Custom modified Hummers are a hit among car enthusiasts worldwide. Rafael Capone (pictured) took the audio system of his H2 Hummer to the next level when he fitted it with 86 speakers, a custom interior and vibrant lighting. Rafael Capone’s creation has been winning car shows for years.
Is Hummer Coming Back?
Rumors that GM was planning to revive the Hummer brand started circulating in the middle of 2019. General Motors started developing electric SUVs and trucks, such as the electric Cadillac Escalade or the GMC Sierra. Hummer was also rumored to make a comeback as an electric SUV or truck.
In late 2019, industry insiders were nearly sure that Hummer was bound to return within the next few years. By November 2019 automotive forecasters such as LMC Automotive began telling mass media outlets that GM was indeed planning to revive the Hummer.
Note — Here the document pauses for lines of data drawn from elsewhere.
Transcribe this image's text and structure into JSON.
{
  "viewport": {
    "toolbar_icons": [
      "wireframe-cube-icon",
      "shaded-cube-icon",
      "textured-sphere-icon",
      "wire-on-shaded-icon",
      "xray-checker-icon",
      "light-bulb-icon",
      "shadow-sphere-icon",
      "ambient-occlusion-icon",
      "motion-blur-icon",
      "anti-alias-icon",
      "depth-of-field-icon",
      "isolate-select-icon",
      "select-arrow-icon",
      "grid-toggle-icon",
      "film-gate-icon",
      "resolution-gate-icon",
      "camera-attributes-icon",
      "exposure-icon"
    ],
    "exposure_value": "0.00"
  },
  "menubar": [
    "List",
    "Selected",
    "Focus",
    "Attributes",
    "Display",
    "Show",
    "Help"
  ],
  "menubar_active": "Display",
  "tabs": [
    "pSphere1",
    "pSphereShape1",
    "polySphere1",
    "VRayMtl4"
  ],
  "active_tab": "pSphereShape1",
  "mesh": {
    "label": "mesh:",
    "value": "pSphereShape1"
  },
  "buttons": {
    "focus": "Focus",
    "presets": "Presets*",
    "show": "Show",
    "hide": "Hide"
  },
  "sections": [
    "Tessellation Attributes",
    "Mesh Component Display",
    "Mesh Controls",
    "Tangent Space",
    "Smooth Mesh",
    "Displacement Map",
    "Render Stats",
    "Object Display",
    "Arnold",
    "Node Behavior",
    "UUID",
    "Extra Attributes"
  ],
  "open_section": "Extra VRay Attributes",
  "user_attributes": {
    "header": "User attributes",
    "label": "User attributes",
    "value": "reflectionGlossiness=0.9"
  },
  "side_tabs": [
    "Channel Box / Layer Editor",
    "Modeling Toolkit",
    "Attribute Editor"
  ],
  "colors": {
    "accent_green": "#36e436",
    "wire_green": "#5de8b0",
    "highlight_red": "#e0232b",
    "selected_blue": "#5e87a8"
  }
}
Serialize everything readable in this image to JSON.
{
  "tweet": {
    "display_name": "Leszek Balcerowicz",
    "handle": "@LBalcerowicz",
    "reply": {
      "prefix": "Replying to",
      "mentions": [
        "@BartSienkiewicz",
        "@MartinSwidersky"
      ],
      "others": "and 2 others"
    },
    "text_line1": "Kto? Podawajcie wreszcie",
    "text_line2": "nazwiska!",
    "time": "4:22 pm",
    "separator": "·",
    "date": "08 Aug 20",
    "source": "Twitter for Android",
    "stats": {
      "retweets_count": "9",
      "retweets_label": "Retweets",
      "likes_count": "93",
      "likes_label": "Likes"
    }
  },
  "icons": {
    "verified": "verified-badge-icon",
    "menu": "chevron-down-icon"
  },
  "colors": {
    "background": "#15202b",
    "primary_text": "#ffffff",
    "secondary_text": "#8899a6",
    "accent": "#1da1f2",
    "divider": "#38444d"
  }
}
The GMC Hummer EV
GM finally unveiled the new Hummer in a series of short video teasers on January 30th, 2020. The videos confirmed that Hummer was making a return as an electric pickup under GMC and not as a standalone brand.
The first-ever GMC Hummer is an electric pickup truck which is a modern take on Hummer’s legacy. According to GM, the electric GMC Hummer will peak at 1000 horsepower and 11,500 pound-feet of torque. It will be able to sprint to 60 miles per hour in just 3 seconds. The official reveal is scheduled for the 20th of May 2020.
BONUS: The Lamborghini LM 001
Lamborghini’s reputation suffered when the automaker made the headlines after copying the design of the XR311 military vehicle. The idea of an off-road Lamborghini remained, and another off-road project returned in 1981.
Lamborghini created just one unit of the LM001, which was essentially a redesign of the Cheetah. The only existing prototype was powered by AMC’s 5.9L V8 that peaked at 180 horsepower, though production models were intended to be equipped with the V12 engine found in the Lamborghini Countach. Once again, the project was discontinued after creating just one prototype.